> [EXERCISE]
Quote all of the data exactly as given. Skip every picture it contains.

> [DATA IN THIS EXERCISE]
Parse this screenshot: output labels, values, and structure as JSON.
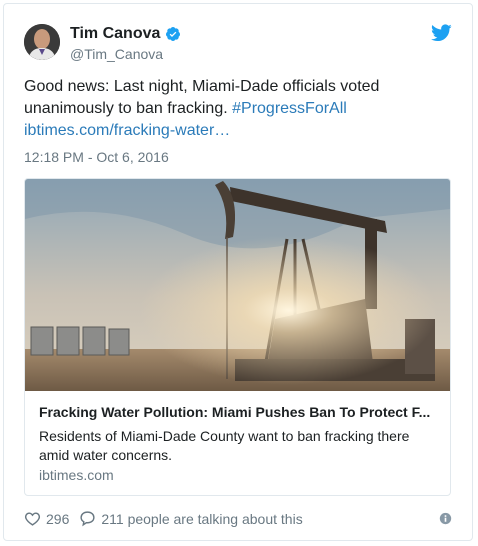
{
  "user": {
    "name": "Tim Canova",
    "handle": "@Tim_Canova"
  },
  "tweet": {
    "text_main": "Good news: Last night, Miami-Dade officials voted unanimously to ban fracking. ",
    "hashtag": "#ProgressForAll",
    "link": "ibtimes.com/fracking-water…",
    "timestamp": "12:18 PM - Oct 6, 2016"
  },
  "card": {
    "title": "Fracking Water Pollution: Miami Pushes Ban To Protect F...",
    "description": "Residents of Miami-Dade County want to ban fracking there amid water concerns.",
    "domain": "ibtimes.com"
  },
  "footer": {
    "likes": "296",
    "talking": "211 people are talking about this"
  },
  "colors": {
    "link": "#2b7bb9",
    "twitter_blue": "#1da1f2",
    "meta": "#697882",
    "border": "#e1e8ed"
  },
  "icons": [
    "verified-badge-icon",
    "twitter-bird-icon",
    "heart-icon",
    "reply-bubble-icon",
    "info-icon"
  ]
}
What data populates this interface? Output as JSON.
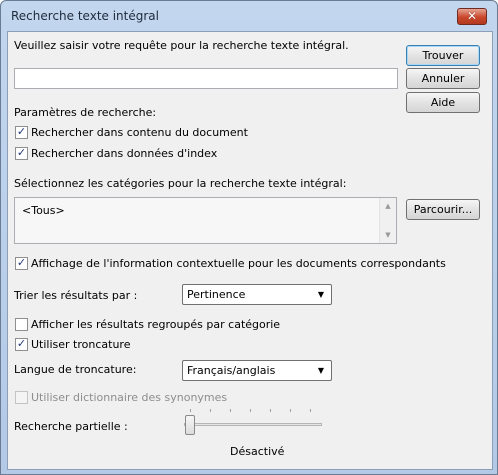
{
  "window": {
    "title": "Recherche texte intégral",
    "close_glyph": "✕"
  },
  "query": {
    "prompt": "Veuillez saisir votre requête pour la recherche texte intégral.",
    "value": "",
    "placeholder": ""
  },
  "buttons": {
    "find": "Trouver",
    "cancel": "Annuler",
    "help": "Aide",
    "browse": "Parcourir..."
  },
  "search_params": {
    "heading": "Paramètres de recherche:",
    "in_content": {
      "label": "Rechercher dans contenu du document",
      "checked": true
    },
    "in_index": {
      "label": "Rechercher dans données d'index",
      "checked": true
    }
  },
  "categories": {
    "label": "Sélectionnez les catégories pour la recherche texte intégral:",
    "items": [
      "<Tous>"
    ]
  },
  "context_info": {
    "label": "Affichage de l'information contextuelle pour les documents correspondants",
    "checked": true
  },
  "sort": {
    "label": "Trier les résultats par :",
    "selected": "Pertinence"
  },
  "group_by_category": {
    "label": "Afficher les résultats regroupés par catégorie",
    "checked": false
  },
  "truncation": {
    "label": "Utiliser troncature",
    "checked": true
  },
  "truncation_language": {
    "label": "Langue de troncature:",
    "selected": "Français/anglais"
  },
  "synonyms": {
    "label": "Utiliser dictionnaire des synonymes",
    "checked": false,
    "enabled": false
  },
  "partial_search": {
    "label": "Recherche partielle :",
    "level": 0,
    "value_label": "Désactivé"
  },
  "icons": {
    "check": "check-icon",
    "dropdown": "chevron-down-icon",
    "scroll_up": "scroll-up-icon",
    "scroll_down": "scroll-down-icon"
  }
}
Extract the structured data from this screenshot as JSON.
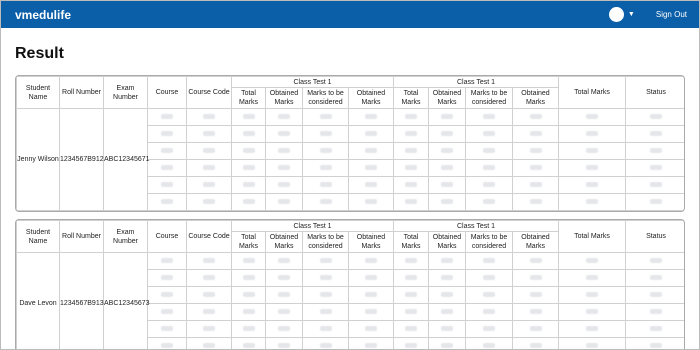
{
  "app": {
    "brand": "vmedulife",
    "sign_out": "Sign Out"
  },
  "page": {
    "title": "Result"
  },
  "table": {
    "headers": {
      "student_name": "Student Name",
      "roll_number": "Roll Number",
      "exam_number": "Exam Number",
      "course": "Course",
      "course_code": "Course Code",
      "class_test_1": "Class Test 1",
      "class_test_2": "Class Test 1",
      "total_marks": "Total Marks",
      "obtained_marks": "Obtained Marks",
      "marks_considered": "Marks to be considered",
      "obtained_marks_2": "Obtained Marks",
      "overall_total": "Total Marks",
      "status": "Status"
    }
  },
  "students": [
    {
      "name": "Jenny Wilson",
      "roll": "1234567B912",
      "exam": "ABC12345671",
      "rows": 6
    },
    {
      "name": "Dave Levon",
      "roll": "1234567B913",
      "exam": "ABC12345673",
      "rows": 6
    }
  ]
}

> [ANSWER SECTION]
Parse this screenshot: output labels, values, and structure as JSON.
{
  "user": {
    "name": "Tim Canova",
    "handle": "@Tim_Canova"
  },
  "tweet": {
    "text_main": "Good news: Last night, Miami-Dade officials voted unanimously to ban fracking. ",
    "hashtag": "#ProgressForAll",
    "link": "ibtimes.com/fracking-water…",
    "timestamp": "12:18 PM - Oct 6, 2016"
  },
  "card": {
    "title": "Fracking Water Pollution: Miami Pushes Ban To Protect F...",
    "description": "Residents of Miami-Dade County want to ban fracking there amid water concerns.",
    "domain": "ibtimes.com"
  },
  "footer": {
    "likes": "296",
    "talking": "211 people are talking about this"
  },
  "colors": {
    "link": "#2b7bb9",
    "twitter_blue": "#1da1f2",
    "meta": "#697882",
    "border": "#e1e8ed"
  },
  "icons": [
    "verified-badge-icon",
    "twitter-bird-icon",
    "heart-icon",
    "reply-bubble-icon",
    "info-icon"
  ]
}
What data populates this interface? Output as JSON.
{
  "window": {
    "title": "Recherche texte intégral",
    "close_glyph": "✕"
  },
  "query": {
    "prompt": "Veuillez saisir votre requête pour la recherche texte intégral.",
    "value": "",
    "placeholder": ""
  },
  "buttons": {
    "find": "Trouver",
    "cancel": "Annuler",
    "help": "Aide",
    "browse": "Parcourir..."
  },
  "search_params": {
    "heading": "Paramètres de recherche:",
    "in_content": {
      "label": "Rechercher dans contenu du document",
      "checked": true
    },
    "in_index": {
      "label": "Rechercher dans données d'index",
      "checked": true
    }
  },
  "categories": {
    "label": "Sélectionnez les catégories pour la recherche texte intégral:",
    "items": [
      "<Tous>"
    ]
  },
  "context_info": {
    "label": "Affichage de l'information contextuelle pour les documents correspondants",
    "checked": true
  },
  "sort": {
    "label": "Trier les résultats par :",
    "selected": "Pertinence"
  },
  "group_by_category": {
    "label": "Afficher les résultats regroupés par catégorie",
    "checked": false
  },
  "truncation": {
    "label": "Utiliser troncature",
    "checked": true
  },
  "truncation_language": {
    "label": "Langue de troncature:",
    "selected": "Français/anglais"
  },
  "synonyms": {
    "label": "Utiliser dictionnaire des synonymes",
    "checked": false,
    "enabled": false
  },
  "partial_search": {
    "label": "Recherche partielle :",
    "level": 0,
    "value_label": "Désactivé"
  },
  "icons": {
    "check": "check-icon",
    "dropdown": "chevron-down-icon",
    "scroll_up": "scroll-up-icon",
    "scroll_down": "scroll-down-icon"
  }
}
Extract the structured data from this screenshot as JSON.
{
  "app": {
    "brand": "vmedulife",
    "sign_out": "Sign Out"
  },
  "page": {
    "title": "Result"
  },
  "table": {
    "headers": {
      "student_name": "Student Name",
      "roll_number": "Roll Number",
      "exam_number": "Exam Number",
      "course": "Course",
      "course_code": "Course Code",
      "class_test_1": "Class Test 1",
      "class_test_2": "Class Test 1",
      "total_marks": "Total Marks",
      "obtained_marks": "Obtained Marks",
      "marks_considered": "Marks to be considered",
      "obtained_marks_2": "Obtained Marks",
      "overall_total": "Total Marks",
      "status": "Status"
    }
  },
  "students": [
    {
      "name": "Jenny Wilson",
      "roll": "1234567B912",
      "exam": "ABC12345671",
      "rows": 6
    },
    {
      "name": "Dave Levon",
      "roll": "1234567B913",
      "exam": "ABC12345673",
      "rows": 6
    }
  ]
}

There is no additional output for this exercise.